  • The right ($1000-1FFF) pattern table switches on every row of the 8x8 tile

Because latch 1 is expected to use the background nametable, the same tiles are going to be fetched for 8 scanlines, so extra circuitry to select only the first row was unnecessary. Latch 0 is intended for sprites, which allows more arbitrary arrangement, hence it is designed to operate only on the first row of the tile.

Note that the latch is updated after either pattern table byte is fetched, so the tiles $FD and $FE are drawn using the old CHR-bank before the new latch value is set.

An additional trick is possible with the background: since the PPU fetches 34 background tiles per scanline (and at most 33 are drawn), you can use vertical mirroring to place a switching tile just past the edge of the screen, where it will be unseen.

Hardware

The MMC2 is implemented in a 40-pin shrink-DIP package. At least two revisions are known to exist, the MMC2 and the MMC2-L.

The PEEOROM board is used in the re-issue of Mike Tyson's Punch-Out!!. Unlike PNROM, and unlike most other boards used in NES Game Paks sold to the public, it can be configured to support EPROM memory through jumpers on the board.

A pirate clone that exclusively uses discrete logic has been found and reverse-engineered. [1]

Variants

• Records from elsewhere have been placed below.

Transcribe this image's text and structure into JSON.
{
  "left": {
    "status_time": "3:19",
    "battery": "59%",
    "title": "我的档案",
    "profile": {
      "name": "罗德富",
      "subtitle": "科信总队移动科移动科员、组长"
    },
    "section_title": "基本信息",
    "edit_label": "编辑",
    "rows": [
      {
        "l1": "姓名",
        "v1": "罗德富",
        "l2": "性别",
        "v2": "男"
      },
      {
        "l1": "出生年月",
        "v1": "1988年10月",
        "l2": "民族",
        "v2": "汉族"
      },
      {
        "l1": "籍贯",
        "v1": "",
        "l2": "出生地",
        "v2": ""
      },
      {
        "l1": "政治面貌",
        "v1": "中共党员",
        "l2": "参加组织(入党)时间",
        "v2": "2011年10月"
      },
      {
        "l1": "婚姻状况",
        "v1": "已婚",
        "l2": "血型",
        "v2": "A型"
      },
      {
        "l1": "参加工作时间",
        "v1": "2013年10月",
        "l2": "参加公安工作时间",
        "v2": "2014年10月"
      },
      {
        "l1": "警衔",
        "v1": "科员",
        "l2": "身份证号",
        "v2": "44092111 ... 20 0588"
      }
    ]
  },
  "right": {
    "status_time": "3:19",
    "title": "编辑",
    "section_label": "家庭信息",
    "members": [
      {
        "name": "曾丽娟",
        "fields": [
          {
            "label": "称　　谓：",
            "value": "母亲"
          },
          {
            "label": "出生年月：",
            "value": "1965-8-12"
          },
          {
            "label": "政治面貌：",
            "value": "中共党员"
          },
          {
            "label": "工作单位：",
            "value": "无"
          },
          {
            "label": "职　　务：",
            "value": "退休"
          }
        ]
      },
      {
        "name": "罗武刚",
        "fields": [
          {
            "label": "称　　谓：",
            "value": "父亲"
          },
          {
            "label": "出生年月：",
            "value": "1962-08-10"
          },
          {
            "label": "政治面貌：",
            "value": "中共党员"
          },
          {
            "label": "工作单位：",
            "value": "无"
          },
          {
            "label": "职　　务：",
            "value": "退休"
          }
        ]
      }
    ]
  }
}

Nintendo's MMC4, used in the FxROM board set, is a similar mapper with PRG RAM support and PRG bank sizes of 16kb instead of 8kb. It also suppresses the different banking behavior of the left pattern table.

Because of the extreme similarity between both chips (MMC2 and MMC4), it is possible to make a circuit that simulates a MMC4 from a MMC2, although, it is doubtful whether Nintendo ever exploited this publicly.

For example, with the help of a 7402 quad-NOR gate and a 7420 4-input NAND gate to decode PRG RAM, one can make the MMC2 act like an MMC4. The following circuit "tricks" the MMC2 into thinking the program is still in the $8000-$9fff range when reading from $A000-$BFFF, but doesn't affect mapper writes. It also shifts all addresses left one bit so that it switches 16kB instead of 8kB banks, and it shortcuts around the different behavior for pattern tables at $0000 and $1000.

MMC2 A16  ----------------------------------  PRG A17

MMC2 A15  ----------------------------------  PRG A16

MMC2 A14  ----------------------------------  PRG A15
                ____              ___
MMC2 A13  -----\    `.       ,---\   `.
                )     )o-----+    )    )o---  PRG A14
CPU A14   -----/____,'       `---/___,'  

CPU A13   ---+------------------------------  PRG A13
             |    ___
             +---\   `.         ___
             |    )    )o------\   `.
             `---/___,'         )    )o-----  MMC2 A13
                          ,----/___,'
R/W       ----------------'

GND       --------------------+-------------  MMC2 PA2
                              |
                              +-------------  MMC2 PA1
                              |
                              `-------------  MMC2 PA0

See also